Why does he favor some policies that conservatives like? And can we identify more of them for the sake of strategic alliances? We'll never know if, upon learning that he is a liberal, we automatically presume that he is a "statist," or even more absurdly, that he prefers tyranny to liberty. Those are unserious buzz words that sell books, not a realistic portrait of American liberals, a group that encompasses many people farther right than Mr. Yglesias.
In his response to yesterday's item, Mark Levin betrays his ongoing inability to understand any of this. He writes:
This is so pathetic. So a liberal blogger favors regulation in some
respect, and this proves to Friedersdork that my characterizing the
general left-wing enterprise as statist is unhelpful - to Friedersdork.
So, the fact that the liberal blogger isn't advancing big-government
arguments ALL THE TIME demonstrates the inaccuracy of referring to his
agenda as statist. This is the line that grabs your attention -- "dismantling efforts to
use the state to help the privileged has always been on the agenda."
Really? So, before we get to this workers' paradise, we need this big
state to sort things out. And, of course, at some point it will dissolve
itself. Has anyone heard this stupidity before? And how will this
occur. Marx does not tell us. His buddy Engels tried, but he failed
miserably as well. This is not to say that those who post such things
are Marxists. It is to say they are ignorant. Statism is the perfect
word to describe them. Liberty and tyranny are the perfect words to

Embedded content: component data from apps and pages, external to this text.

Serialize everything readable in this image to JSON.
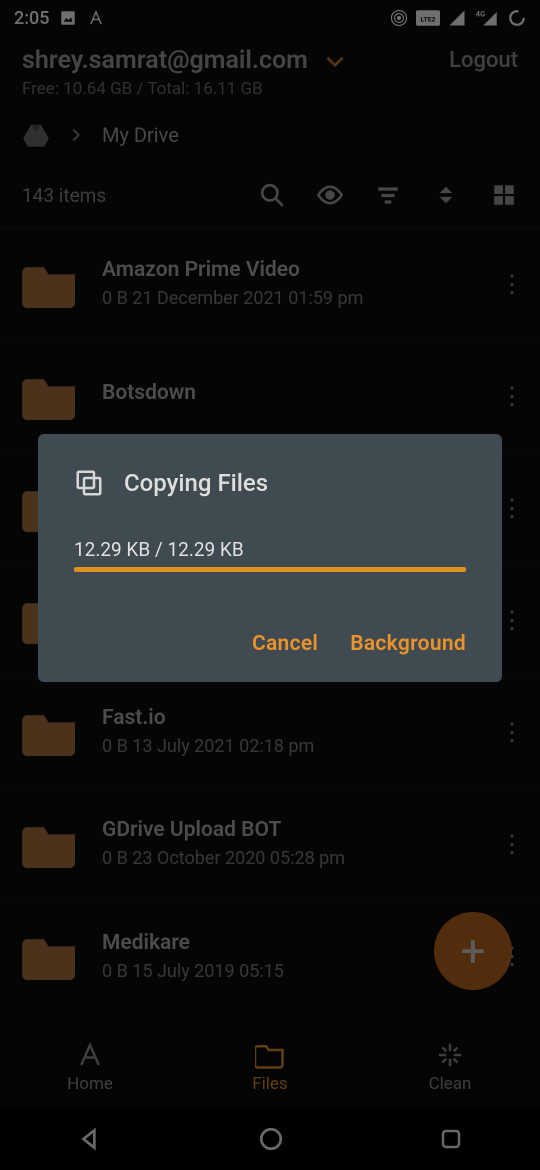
{
  "status": {
    "time": "2:05",
    "icons_left": [
      "image-icon",
      "app-a-icon"
    ],
    "icons_right": [
      "hotspot-icon",
      "volte-icon",
      "signal-icon",
      "4g-signal-icon",
      "loading-icon"
    ]
  },
  "account": {
    "email": "shrey.samrat@gmail.com",
    "storage": "Free: 10.64 GB / Total: 16.11 GB",
    "logout": "Logout"
  },
  "breadcrumb": {
    "root_icon": "drive-icon",
    "current": "My Drive"
  },
  "toolbar": {
    "count": "143 items"
  },
  "files": [
    {
      "name": "Amazon Prime Video",
      "sub": "0 B 21 December 2021 01:59 pm"
    },
    {
      "name": "Botsdown",
      "sub": ""
    },
    {
      "name": "",
      "sub": ""
    },
    {
      "name": "",
      "sub": ""
    },
    {
      "name": "Fast.io",
      "sub": "0 B 13 July 2021 02:18 pm"
    },
    {
      "name": "GDrive Upload BOT",
      "sub": "0 B 23 October 2020 05:28 pm"
    },
    {
      "name": "Medikare",
      "sub": "0 B 15 July 2019 05:15"
    }
  ],
  "fab": {
    "glyph": "+"
  },
  "bottom_nav": {
    "items": [
      {
        "label": "Home",
        "active": false
      },
      {
        "label": "Files",
        "active": true
      },
      {
        "label": "Clean",
        "active": false
      }
    ]
  },
  "dialog": {
    "title": "Copying Files",
    "progress_text": "12.29 KB / 12.29 KB",
    "progress_pct": 100,
    "cancel": "Cancel",
    "background": "Background"
  },
  "colors": {
    "accent": "#e18f1f",
    "folder": "#a6703b",
    "dialog_bg": "#3f4a51"
  }
}
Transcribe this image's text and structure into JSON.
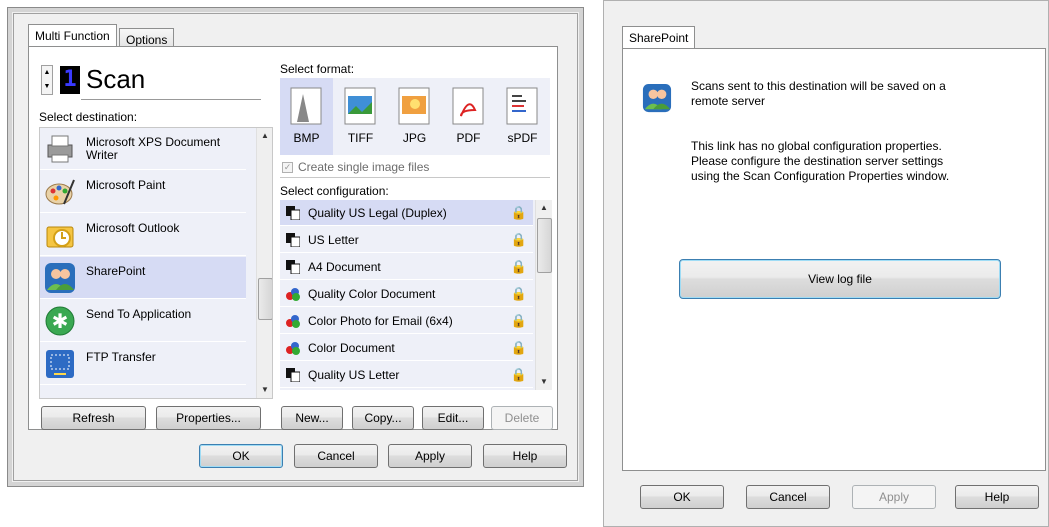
{
  "left_dialog": {
    "tabs": [
      "Multi Function",
      "Options"
    ],
    "scan_counter": "1",
    "scan_label": "Scan",
    "select_destination": "Select destination:",
    "destinations": [
      {
        "label": "Microsoft XPS Document Writer",
        "icon": "printer-icon"
      },
      {
        "label": "Microsoft Paint",
        "icon": "paint-palette-icon"
      },
      {
        "label": "Microsoft Outlook",
        "icon": "outlook-icon"
      },
      {
        "label": "SharePoint",
        "icon": "sharepoint-icon",
        "selected": true
      },
      {
        "label": "Send To Application",
        "icon": "send-to-application-icon"
      },
      {
        "label": "FTP Transfer",
        "icon": "ftp-icon"
      }
    ],
    "select_format": "Select format:",
    "formats": [
      "BMP",
      "TIFF",
      "JPG",
      "PDF",
      "sPDF"
    ],
    "create_single": "Create single image files",
    "select_configuration": "Select configuration:",
    "configurations": [
      {
        "label": "Quality US Legal (Duplex)",
        "selected": true,
        "icon": "bw-page-icon"
      },
      {
        "label": "US Letter",
        "icon": "bw-page-icon"
      },
      {
        "label": "A4 Document",
        "icon": "bw-page-icon"
      },
      {
        "label": "Quality Color Document",
        "icon": "color-page-icon"
      },
      {
        "label": "Color Photo for Email (6x4)",
        "icon": "color-page-icon"
      },
      {
        "label": "Color Document",
        "icon": "color-page-icon"
      },
      {
        "label": "Quality US Letter",
        "icon": "bw-page-icon"
      }
    ],
    "buttons": {
      "refresh": "Refresh",
      "properties": "Properties...",
      "new": "New...",
      "copy": "Copy...",
      "edit": "Edit...",
      "delete": "Delete",
      "ok": "OK",
      "cancel": "Cancel",
      "apply": "Apply",
      "help": "Help"
    }
  },
  "right_dialog": {
    "tab": "SharePoint",
    "line1": "Scans sent to this destination will be saved on a",
    "line2": "remote server",
    "info1": "This link has no global configuration properties.",
    "info2": "Please configure the destination server settings",
    "info3": "using the Scan Configuration Properties window.",
    "view_log": "View log file",
    "buttons": {
      "ok": "OK",
      "cancel": "Cancel",
      "apply": "Apply",
      "help": "Help"
    }
  },
  "colors": {
    "selection": "#d6dbf4",
    "list_bg": "#eef0f8",
    "accent": "#3c7fb1"
  }
}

Let's be perfectly clear about why the "statist" frame is misleading:
The desired end of Matthew Yglesias isn't to grow the American state. On some issues, he sees a bigger state as a necessary means to an end he desires (like using subsidies to increase the percentage of Americans covered by some form of health insurance), and on other issues he favors taking power away from the state. It is useful to understand these distinctions, even if you think, as I do, that the federal government should be much smaller than Mr. Yglesias would have it.
Mr. Levin could mount a better defense of his pet term if his book merely argued that anyone who wants government to grow for any reason is a statist, but if you look at how he actually defines the term, ends are clearly implicated, and the notion that it describes the average American liberal becomes laughable. I'll cite page numbers from the hardcover text, where we learn that the statist “has an insatiable appetite for control… is constantly
agitating for government action… speaks in the tongue of the demagogue… veils
his pursuits in moral indignation…. and is never circumspect about his own
shortcomings” (page 8). Qualities antithetical to the statist include
“initiative, self-reliance, and independence” (page 9). “The Statist often justifies change as
conferring new, abstract rights, which is nothing more than a Statist deception
intended to empower the state and deny man his real rights” (page 14). “The
Statist is dissatisfied with the condition of his own existence… he is angry,
resentful, petulant, and jealous.” (page 15) “For the Statist, liberty is not a
blessing but the enemy” (page 16). “The Statist urges Americans to view
themselves through the lens of those who resent and even hate them… The Statist
wants Americans to see themselves as backward” (page 18). “